Heading east from Shimonoseki along the San’in coast, the landscape becomes much more rugged and sparsely populated. Here the savage Sea of Japan has eroded the rocks into jagged shapes, and if you take the train you’ll see some marvellously bleak shorelines. The next town of any consequence is HAGI (萩), some 70km northeast of Shimonoseki, which dates back to 1604 when warlord Mōri Terumoto built his castle at the tip of an island between the Hashimoto and Matsumoto rivers. Hagi’s castle is long ruined, but the atmospheric graveyards of the Mōri daimyō, the layouts of the samurai and merchants’ quarters – Horiuchi and Jōkamachi – and the temple district of Teramachi remain, with several significant buildings intact. These attractive plaster-walled streets are the town’s main attraction, together with its renowned pottery, Hagi-yaki, considered Japan’s next-best style of ceramics after Kyoto’s Raku-yaki – you can hardly move around Hagi without coming across a shop selling the pastel-glazed wares. The town is also famous for the role that some of its citizens played in the Meiji Restoration, such as Yoshida Shōin, who was executed by the Tokugawa Shogunate for his radical beliefs and is now enshrined at Shōin-jinja.
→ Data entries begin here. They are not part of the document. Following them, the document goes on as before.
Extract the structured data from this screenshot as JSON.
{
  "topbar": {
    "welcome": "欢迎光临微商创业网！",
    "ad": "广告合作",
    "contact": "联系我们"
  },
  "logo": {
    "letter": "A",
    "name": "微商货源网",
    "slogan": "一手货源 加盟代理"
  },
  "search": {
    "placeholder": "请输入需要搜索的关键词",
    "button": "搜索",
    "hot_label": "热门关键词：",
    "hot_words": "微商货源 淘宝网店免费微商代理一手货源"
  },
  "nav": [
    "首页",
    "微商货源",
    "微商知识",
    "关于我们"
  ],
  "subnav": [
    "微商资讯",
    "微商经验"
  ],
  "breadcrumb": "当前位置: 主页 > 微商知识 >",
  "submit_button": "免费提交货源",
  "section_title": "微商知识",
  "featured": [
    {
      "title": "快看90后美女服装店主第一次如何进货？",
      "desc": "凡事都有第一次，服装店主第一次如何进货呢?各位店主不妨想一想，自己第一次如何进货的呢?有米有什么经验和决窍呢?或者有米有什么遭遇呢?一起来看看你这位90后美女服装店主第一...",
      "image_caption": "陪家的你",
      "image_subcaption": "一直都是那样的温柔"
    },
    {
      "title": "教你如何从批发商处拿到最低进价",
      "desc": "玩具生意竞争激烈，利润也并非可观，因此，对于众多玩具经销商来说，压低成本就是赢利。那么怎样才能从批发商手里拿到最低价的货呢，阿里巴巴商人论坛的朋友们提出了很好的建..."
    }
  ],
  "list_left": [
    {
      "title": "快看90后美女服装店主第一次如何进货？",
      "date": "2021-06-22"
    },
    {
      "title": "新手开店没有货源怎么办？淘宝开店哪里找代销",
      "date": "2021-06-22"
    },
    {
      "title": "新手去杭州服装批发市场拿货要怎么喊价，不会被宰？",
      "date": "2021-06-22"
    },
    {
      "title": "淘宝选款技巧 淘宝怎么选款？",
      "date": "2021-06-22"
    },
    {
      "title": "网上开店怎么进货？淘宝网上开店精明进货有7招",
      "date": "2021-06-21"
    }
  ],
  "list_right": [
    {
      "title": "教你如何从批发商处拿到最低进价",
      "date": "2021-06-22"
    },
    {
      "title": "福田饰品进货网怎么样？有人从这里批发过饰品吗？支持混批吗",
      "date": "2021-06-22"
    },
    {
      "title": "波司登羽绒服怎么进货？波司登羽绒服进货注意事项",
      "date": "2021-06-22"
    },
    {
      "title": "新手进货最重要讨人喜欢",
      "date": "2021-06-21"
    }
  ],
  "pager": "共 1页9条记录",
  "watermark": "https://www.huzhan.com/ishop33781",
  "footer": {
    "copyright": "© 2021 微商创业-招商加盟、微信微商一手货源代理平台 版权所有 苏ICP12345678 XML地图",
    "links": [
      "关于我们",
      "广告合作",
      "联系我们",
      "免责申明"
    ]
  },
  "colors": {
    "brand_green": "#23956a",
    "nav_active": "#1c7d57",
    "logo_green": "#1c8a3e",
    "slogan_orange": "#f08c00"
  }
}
Sharing the relaxed, friendly atmosphere of other Yamaguchi-ken towns, Hagi is certainly worth visiting. If you rent a bike, you can easily take in the most important sights in a day and still have time to crash out on Kikugahama, a fine stretch of beach beside the castle ruins.